Tim’s second exercise (here’s the first):

Write a recursive function that calculates the value of Fibonacci numbers. These are your acceptance criteria:

- Calculating fib(250)
mustreturn 7896325826131730509282738943634332893686268675876375- The function
mustuse recursion. No intermediary data structures, etc.- The implementation
mustbe written in pure python – no C extension modules, that’s cheating.- The function
mustcalculate the 250th Fibonacci number in under one second.You will get extra points if:

- You can also demonstrate a proof for the Reciprocal Fibonacci constant, meeting the following conditions

- Your proof
mustalso run in under one second- Your proof
must notduplicate any of the concerns addressed by your original Fibonacci function implementation.- Your proof
isallowed to call into the Fibonacci function though!The Reciprocal Fibonacci constant is defined as:

= = 3.35988566…

Where F is a Fibonacci number

Here’s a couple of hints about things to look for:

- Memoization
- Function decorators

I haven’t tried the extra credit section yet, but this is what I came up with. Again, starting with a naive solution with some *doctest* tests:

#!/usr/bin/env python """ >>> fib(1) 1 >>> fib(2) 1 >>> fib(3) 2 >>> fib(4) 3 >>> fib(5) 5 """ def fib(n): if n <= 2: return 1 else: return fib(n-2) + fib(n-1) def _test(): import doctest doctest.testmod() if __name__ == "__main__": _test()

Well that seems to work OK. Now, try adding a test for the 250th number:

>>> fib(250) 7896325826131730509282738943634332893686268675876375

And wait … and wait …

No, doesn't look like that's going to return any time soon. Of course when you look at what it's doing, the complexity's increasing in the order of 2^{n} or something, which isn't good.

OK, I guess this is where memoisation comes in. After much head-scratching on the train this morning, I came up with this:

fibs = {} def fib(n): if n <= 2: return 1 elif fibs.has_key(n): return fibs[n] else: fibs[n] = fib(n-1) + fib(n-2) return fibs[n]

A little tweak to allow it to be called from the command line with the value of *n* passed as an argument, and here's the final version:

#!/usr/bin/env python import sys fibs = {} def fib(n): if n <= 2: return 1 elif fibs.has_key(n): return fibs[n] else: fibs[n] = fib(n-1) + fib(n-2) return fibs[n] def _test(): import doctest doctest.testmod() if len(sys.argv) > 1: print fib(int(sys.argv[1])) if __name__ == "__main__": _test()

fib(master) $ time ./fib.py 250 7896325826131730509282738943634332893686268675876375 real 0m0.280s user 0m0.161s sys 0m0.047s

Sorted!

## One reply on “Python II: Fibonacci Sequence”

Nice work.

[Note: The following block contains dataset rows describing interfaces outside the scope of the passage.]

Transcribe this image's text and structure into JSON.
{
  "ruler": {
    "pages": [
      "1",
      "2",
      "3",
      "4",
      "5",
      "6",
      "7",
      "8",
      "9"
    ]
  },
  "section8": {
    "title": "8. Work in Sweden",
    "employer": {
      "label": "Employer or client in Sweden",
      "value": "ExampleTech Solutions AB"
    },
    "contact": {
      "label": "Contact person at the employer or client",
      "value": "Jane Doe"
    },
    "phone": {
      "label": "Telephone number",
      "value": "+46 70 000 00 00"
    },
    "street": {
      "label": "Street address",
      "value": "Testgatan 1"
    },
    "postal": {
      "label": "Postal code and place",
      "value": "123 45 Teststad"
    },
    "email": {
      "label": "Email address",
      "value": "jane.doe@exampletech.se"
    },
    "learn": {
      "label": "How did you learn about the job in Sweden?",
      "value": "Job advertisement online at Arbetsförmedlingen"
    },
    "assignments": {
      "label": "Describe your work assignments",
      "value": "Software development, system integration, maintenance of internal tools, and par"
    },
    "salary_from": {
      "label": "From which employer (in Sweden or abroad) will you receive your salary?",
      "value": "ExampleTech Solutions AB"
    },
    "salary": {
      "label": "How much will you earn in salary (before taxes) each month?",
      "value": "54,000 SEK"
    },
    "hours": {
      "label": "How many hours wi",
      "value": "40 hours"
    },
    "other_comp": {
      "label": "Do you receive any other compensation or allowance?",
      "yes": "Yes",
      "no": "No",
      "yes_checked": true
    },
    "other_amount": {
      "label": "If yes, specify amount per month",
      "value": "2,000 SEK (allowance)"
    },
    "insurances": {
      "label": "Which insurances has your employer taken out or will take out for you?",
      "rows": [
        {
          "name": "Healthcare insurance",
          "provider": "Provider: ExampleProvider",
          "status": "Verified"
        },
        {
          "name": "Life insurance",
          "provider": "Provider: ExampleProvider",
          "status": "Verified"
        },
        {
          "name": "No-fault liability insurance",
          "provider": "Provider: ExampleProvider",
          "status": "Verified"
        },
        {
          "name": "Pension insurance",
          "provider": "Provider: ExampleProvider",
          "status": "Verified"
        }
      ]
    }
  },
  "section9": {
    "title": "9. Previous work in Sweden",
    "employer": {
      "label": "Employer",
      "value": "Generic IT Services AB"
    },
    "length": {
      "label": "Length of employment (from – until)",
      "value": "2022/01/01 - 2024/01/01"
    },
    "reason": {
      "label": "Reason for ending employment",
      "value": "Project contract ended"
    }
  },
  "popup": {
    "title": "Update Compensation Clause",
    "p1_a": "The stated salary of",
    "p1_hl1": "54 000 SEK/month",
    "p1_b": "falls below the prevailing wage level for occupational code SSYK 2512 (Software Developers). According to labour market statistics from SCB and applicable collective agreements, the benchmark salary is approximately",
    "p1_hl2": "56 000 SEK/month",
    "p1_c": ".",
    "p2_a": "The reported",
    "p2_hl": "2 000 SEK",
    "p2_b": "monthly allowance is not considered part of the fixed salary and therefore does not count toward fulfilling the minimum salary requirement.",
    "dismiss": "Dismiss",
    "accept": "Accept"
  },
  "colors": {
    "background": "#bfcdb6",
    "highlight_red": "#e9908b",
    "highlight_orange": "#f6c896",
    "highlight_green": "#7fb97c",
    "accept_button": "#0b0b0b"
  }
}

That’s what I’m looking for. Now if you can just do the same thing with the bonus part, without duplicating the caching code in that function…